_Problem_:
Repeat the records exactly as given. Do not include the pictures.

_Records to process_:
------------------------------------------------
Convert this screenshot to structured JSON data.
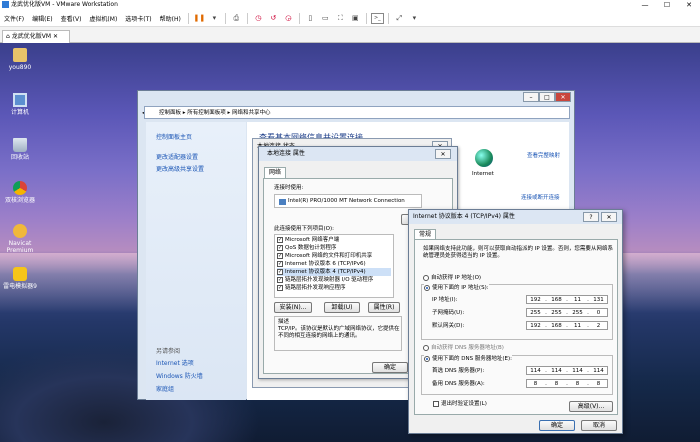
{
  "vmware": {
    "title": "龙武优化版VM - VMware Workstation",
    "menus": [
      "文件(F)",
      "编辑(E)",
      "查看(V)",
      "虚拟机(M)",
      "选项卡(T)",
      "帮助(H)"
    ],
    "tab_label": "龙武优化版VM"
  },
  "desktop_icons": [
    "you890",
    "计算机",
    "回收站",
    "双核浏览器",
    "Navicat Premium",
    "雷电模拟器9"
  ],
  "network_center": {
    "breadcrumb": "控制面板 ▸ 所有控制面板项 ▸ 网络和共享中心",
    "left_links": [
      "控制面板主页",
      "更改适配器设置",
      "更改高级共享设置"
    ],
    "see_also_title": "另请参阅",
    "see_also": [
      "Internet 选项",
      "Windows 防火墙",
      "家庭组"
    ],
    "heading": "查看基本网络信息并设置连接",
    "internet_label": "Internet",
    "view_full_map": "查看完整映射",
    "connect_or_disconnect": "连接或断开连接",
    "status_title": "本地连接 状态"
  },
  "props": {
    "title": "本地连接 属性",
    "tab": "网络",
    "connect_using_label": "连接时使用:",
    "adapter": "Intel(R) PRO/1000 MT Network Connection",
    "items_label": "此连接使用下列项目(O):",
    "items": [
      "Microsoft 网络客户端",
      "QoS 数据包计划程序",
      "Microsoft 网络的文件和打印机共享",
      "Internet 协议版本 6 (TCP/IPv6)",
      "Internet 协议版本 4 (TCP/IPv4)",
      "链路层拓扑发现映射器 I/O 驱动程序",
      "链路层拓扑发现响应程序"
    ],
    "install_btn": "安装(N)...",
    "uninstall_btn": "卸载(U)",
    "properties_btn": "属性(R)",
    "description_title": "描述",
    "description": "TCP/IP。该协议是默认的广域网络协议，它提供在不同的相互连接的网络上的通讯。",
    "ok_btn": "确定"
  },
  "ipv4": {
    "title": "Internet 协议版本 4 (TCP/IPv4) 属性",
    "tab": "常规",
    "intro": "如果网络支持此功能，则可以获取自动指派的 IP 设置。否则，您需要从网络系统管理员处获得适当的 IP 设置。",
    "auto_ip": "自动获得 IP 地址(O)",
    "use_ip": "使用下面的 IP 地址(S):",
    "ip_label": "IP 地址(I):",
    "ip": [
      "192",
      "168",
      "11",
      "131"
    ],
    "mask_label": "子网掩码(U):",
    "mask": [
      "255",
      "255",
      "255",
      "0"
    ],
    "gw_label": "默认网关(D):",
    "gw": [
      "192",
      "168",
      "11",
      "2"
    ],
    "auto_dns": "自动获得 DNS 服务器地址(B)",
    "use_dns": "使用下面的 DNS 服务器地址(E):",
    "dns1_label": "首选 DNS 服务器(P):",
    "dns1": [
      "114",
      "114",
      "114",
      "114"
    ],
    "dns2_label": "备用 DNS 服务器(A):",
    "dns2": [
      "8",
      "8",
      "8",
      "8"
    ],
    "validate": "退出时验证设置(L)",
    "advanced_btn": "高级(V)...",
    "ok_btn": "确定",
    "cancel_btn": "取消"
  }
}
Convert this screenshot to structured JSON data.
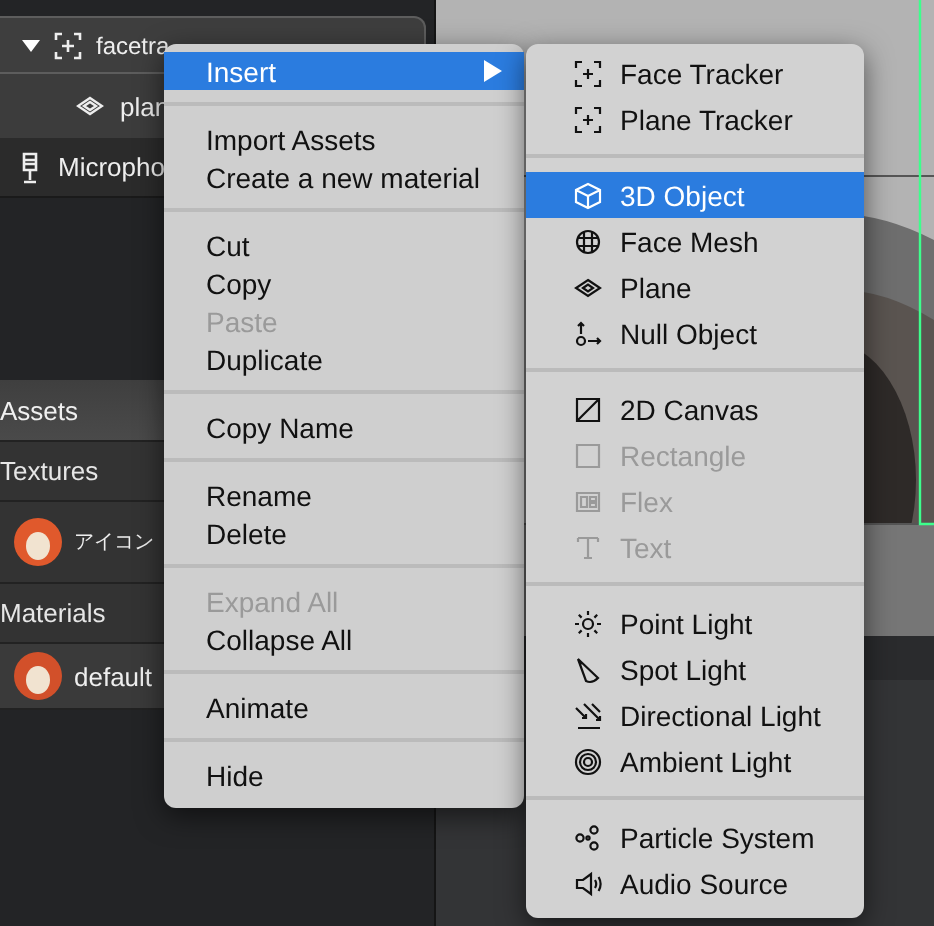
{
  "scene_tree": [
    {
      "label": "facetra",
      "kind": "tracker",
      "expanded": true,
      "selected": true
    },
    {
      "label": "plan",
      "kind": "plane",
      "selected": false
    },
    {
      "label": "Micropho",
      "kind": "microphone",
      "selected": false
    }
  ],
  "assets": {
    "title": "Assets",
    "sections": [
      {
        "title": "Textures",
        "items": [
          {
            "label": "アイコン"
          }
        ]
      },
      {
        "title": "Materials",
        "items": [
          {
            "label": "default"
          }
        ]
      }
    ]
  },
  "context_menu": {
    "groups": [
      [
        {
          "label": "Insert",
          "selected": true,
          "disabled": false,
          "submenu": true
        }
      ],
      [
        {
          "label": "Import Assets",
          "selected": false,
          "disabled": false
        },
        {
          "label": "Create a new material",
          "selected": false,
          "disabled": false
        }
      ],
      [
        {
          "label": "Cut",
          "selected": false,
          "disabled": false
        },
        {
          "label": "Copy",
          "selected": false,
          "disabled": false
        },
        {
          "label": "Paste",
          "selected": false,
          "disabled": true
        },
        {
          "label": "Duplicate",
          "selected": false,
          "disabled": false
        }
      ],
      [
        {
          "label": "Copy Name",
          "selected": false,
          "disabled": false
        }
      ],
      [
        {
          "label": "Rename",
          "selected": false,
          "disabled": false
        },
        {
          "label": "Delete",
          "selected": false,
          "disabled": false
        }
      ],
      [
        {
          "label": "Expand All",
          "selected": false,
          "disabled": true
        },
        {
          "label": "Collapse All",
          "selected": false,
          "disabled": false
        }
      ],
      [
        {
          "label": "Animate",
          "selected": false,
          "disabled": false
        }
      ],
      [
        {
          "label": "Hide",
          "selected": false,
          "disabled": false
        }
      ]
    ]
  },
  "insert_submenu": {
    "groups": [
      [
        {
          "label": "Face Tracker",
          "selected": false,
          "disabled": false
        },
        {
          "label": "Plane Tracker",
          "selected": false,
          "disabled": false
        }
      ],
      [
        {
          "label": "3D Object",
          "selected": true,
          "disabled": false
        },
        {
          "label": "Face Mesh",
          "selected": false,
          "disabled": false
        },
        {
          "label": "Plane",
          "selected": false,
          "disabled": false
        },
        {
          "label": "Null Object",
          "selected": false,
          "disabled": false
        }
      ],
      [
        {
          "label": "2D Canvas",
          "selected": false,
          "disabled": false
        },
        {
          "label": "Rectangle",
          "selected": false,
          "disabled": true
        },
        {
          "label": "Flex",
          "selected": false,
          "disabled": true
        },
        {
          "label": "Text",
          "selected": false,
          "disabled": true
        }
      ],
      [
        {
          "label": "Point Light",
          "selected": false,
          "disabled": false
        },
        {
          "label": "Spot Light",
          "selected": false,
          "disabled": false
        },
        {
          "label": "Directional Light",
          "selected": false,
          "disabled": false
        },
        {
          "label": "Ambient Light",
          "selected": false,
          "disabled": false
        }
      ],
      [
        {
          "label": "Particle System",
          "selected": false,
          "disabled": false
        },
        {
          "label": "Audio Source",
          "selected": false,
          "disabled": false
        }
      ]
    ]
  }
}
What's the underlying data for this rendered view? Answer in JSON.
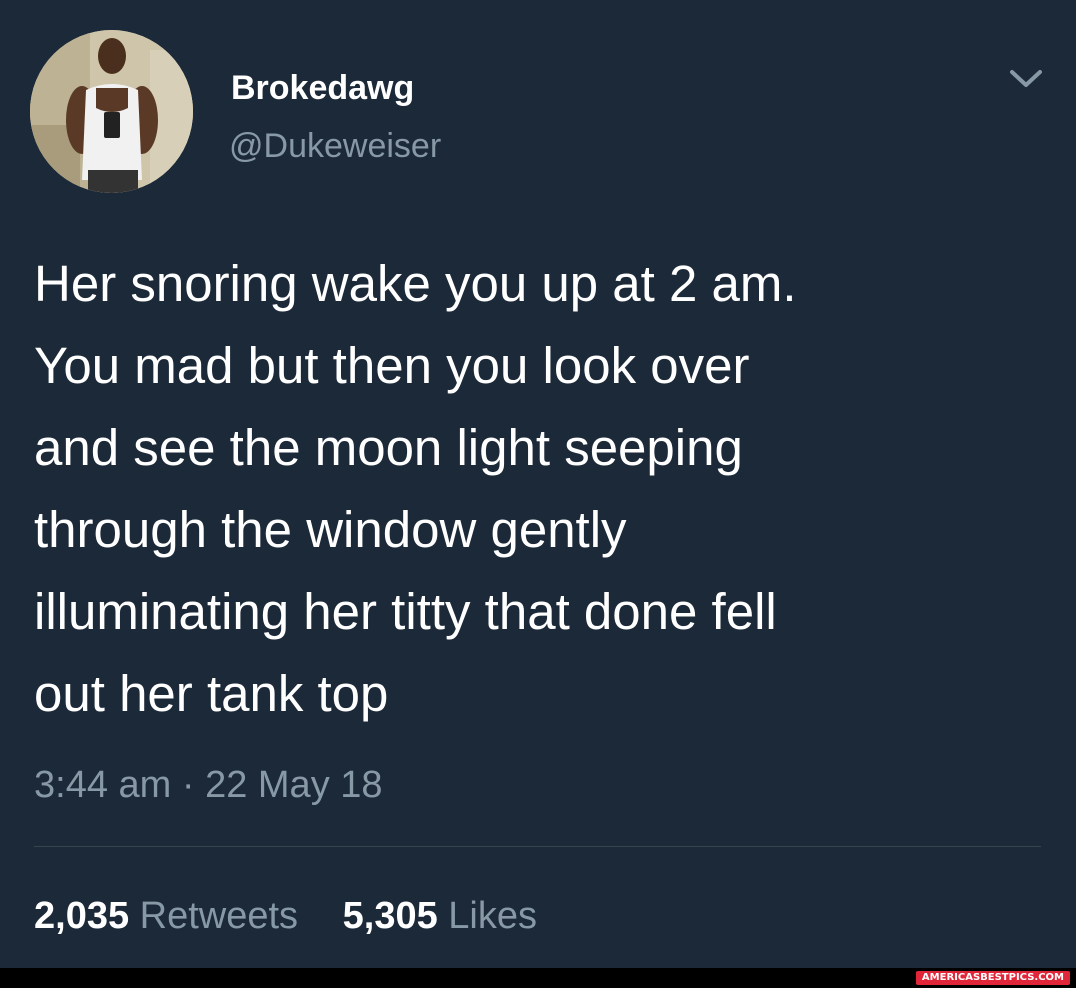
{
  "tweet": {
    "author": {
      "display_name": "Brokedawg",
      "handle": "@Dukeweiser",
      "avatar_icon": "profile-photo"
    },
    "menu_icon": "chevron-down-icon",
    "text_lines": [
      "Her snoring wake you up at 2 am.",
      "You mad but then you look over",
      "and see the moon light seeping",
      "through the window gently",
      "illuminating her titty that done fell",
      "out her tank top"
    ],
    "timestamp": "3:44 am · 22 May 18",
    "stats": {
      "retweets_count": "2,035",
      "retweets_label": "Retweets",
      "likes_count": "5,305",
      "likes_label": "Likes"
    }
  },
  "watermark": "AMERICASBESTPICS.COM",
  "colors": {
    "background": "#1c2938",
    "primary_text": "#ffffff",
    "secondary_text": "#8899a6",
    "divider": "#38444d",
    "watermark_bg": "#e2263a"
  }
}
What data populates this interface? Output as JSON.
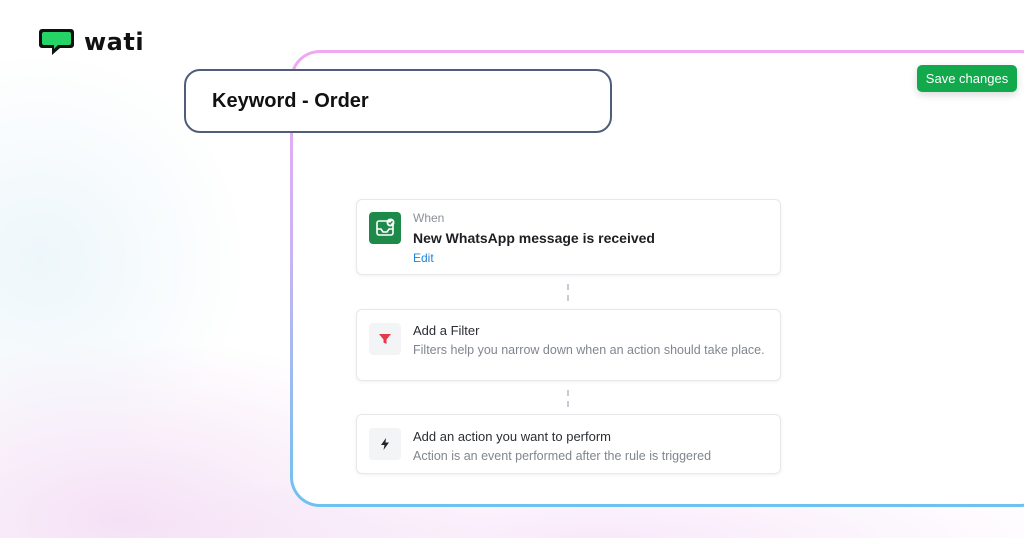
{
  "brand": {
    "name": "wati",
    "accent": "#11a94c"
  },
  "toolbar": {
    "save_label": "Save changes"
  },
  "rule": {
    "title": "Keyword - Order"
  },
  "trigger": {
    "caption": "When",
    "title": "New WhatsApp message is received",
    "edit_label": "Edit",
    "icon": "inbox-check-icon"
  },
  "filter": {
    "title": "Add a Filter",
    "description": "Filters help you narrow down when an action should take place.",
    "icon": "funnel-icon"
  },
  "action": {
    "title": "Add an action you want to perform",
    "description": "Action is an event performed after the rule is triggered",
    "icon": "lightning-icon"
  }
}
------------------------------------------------
_Solution for this task_:
Convert this screenshot to structured JSON data.
{
  "vmware": {
    "title": "龙武优化版VM - VMware Workstation",
    "menus": [
      "文件(F)",
      "编辑(E)",
      "查看(V)",
      "虚拟机(M)",
      "选项卡(T)",
      "帮助(H)"
    ],
    "tab_label": "龙武优化版VM"
  },
  "desktop_icons": [
    "you890",
    "计算机",
    "回收站",
    "双核浏览器",
    "Navicat Premium",
    "雷电模拟器9"
  ],
  "network_center": {
    "breadcrumb": "控制面板 ▸ 所有控制面板项 ▸ 网络和共享中心",
    "left_links": [
      "控制面板主页",
      "更改适配器设置",
      "更改高级共享设置"
    ],
    "see_also_title": "另请参阅",
    "see_also": [
      "Internet 选项",
      "Windows 防火墙",
      "家庭组"
    ],
    "heading": "查看基本网络信息并设置连接",
    "internet_label": "Internet",
    "view_full_map": "查看完整映射",
    "connect_or_disconnect": "连接或断开连接",
    "status_title": "本地连接 状态"
  },
  "props": {
    "title": "本地连接 属性",
    "tab": "网络",
    "connect_using_label": "连接时使用:",
    "adapter": "Intel(R) PRO/1000 MT Network Connection",
    "items_label": "此连接使用下列项目(O):",
    "items": [
      "Microsoft 网络客户端",
      "QoS 数据包计划程序",
      "Microsoft 网络的文件和打印机共享",
      "Internet 协议版本 6 (TCP/IPv6)",
      "Internet 协议版本 4 (TCP/IPv4)",
      "链路层拓扑发现映射器 I/O 驱动程序",
      "链路层拓扑发现响应程序"
    ],
    "install_btn": "安装(N)...",
    "uninstall_btn": "卸载(U)",
    "properties_btn": "属性(R)",
    "description_title": "描述",
    "description": "TCP/IP。该协议是默认的广域网络协议，它提供在不同的相互连接的网络上的通讯。",
    "ok_btn": "确定"
  },
  "ipv4": {
    "title": "Internet 协议版本 4 (TCP/IPv4) 属性",
    "tab": "常规",
    "intro": "如果网络支持此功能，则可以获取自动指派的 IP 设置。否则，您需要从网络系统管理员处获得适当的 IP 设置。",
    "auto_ip": "自动获得 IP 地址(O)",
    "use_ip": "使用下面的 IP 地址(S):",
    "ip_label": "IP 地址(I):",
    "ip": [
      "192",
      "168",
      "11",
      "131"
    ],
    "mask_label": "子网掩码(U):",
    "mask": [
      "255",
      "255",
      "255",
      "0"
    ],
    "gw_label": "默认网关(D):",
    "gw": [
      "192",
      "168",
      "11",
      "2"
    ],
    "auto_dns": "自动获得 DNS 服务器地址(B)",
    "use_dns": "使用下面的 DNS 服务器地址(E):",
    "dns1_label": "首选 DNS 服务器(P):",
    "dns1": [
      "114",
      "114",
      "114",
      "114"
    ],
    "dns2_label": "备用 DNS 服务器(A):",
    "dns2": [
      "8",
      "8",
      "8",
      "8"
    ],
    "validate": "退出时验证设置(L)",
    "advanced_btn": "高级(V)...",
    "ok_btn": "确定",
    "cancel_btn": "取消"
  }
}
Convert this screenshot to structured JSON data.
{
  "scene_tree": [
    {
      "label": "facetra",
      "kind": "tracker",
      "expanded": true,
      "selected": true
    },
    {
      "label": "plan",
      "kind": "plane",
      "selected": false
    },
    {
      "label": "Micropho",
      "kind": "microphone",
      "selected": false
    }
  ],
  "assets": {
    "title": "Assets",
    "sections": [
      {
        "title": "Textures",
        "items": [
          {
            "label": "アイコン"
          }
        ]
      },
      {
        "title": "Materials",
        "items": [
          {
            "label": "default"
          }
        ]
      }
    ]
  },
  "context_menu": {
    "groups": [
      [
        {
          "label": "Insert",
          "selected": true,
          "disabled": false,
          "submenu": true
        }
      ],
      [
        {
          "label": "Import Assets",
          "selected": false,
          "disabled": false
        },
        {
          "label": "Create a new material",
          "selected": false,
          "disabled": false
        }
      ],
      [
        {
          "label": "Cut",
          "selected": false,
          "disabled": false
        },
        {
          "label": "Copy",
          "selected": false,
          "disabled": false
        },
        {
          "label": "Paste",
          "selected": false,
          "disabled": true
        },
        {
          "label": "Duplicate",
          "selected": false,
          "disabled": false
        }
      ],
      [
        {
          "label": "Copy Name",
          "selected": false,
          "disabled": false
        }
      ],
      [
        {
          "label": "Rename",
          "selected": false,
          "disabled": false
        },
        {
          "label": "Delete",
          "selected": false,
          "disabled": false
        }
      ],
      [
        {
          "label": "Expand All",
          "selected": false,
          "disabled": true
        },
        {
          "label": "Collapse All",
          "selected": false,
          "disabled": false
        }
      ],
      [
        {
          "label": "Animate",
          "selected": false,
          "disabled": false
        }
      ],
      [
        {
          "label": "Hide",
          "selected": false,
          "disabled": false
        }
      ]
    ]
  },
  "insert_submenu": {
    "groups": [
      [
        {
          "label": "Face Tracker",
          "selected": false,
          "disabled": false
        },
        {
          "label": "Plane Tracker",
          "selected": false,
          "disabled": false
        }
      ],
      [
        {
          "label": "3D Object",
          "selected": true,
          "disabled": false
        },
        {
          "label": "Face Mesh",
          "selected": false,
          "disabled": false
        },
        {
          "label": "Plane",
          "selected": false,
          "disabled": false
        },
        {
          "label": "Null Object",
          "selected": false,
          "disabled": false
        }
      ],
      [
        {
          "label": "2D Canvas",
          "selected": false,
          "disabled": false
        },
        {
          "label": "Rectangle",
          "selected": false,
          "disabled": true
        },
        {
          "label": "Flex",
          "selected": false,
          "disabled": true
        },
        {
          "label": "Text",
          "selected": false,
          "disabled": true
        }
      ],
      [
        {
          "label": "Point Light",
          "selected": false,
          "disabled": false
        },
        {
          "label": "Spot Light",
          "selected": false,
          "disabled": false
        },
        {
          "label": "Directional Light",
          "selected": false,
          "disabled": false
        },
        {
          "label": "Ambient Light",
          "selected": false,
          "disabled": false
        }
      ],
      [
        {
          "label": "Particle System",
          "selected": false,
          "disabled": false
        },
        {
          "label": "Audio Source",
          "selected": false,
          "disabled": false
        }
      ]
    ]
  }
}
What's the underlying data for this rendered view? Answer in JSON.
{
  "tweet": {
    "author": {
      "display_name": "Brokedawg",
      "handle": "@Dukeweiser",
      "avatar_icon": "profile-photo"
    },
    "menu_icon": "chevron-down-icon",
    "text_lines": [
      "Her snoring wake you up at 2 am.",
      "You mad but then you look over",
      "and see the moon light seeping",
      "through the window gently",
      "illuminating her titty that done fell",
      "out her tank top"
    ],
    "timestamp": "3:44 am · 22 May 18",
    "stats": {
      "retweets_count": "2,035",
      "retweets_label": "Retweets",
      "likes_count": "5,305",
      "likes_label": "Likes"
    }
  },
  "watermark": "AMERICASBESTPICS.COM",
  "colors": {
    "background": "#1c2938",
    "primary_text": "#ffffff",
    "secondary_text": "#8899a6",
    "divider": "#38444d",
    "watermark_bg": "#e2263a"
  }
}
What data populates this interface? Output as JSON.
{
  "brand": {
    "name": "wati",
    "accent": "#11a94c"
  },
  "toolbar": {
    "save_label": "Save changes"
  },
  "rule": {
    "title": "Keyword - Order"
  },
  "trigger": {
    "caption": "When",
    "title": "New WhatsApp message is received",
    "edit_label": "Edit",
    "icon": "inbox-check-icon"
  },
  "filter": {
    "title": "Add a Filter",
    "description": "Filters help you narrow down when an action should take place.",
    "icon": "funnel-icon"
  },
  "action": {
    "title": "Add an action you want to perform",
    "description": "Action is an event performed after the rule is triggered",
    "icon": "lightning-icon"
  }
}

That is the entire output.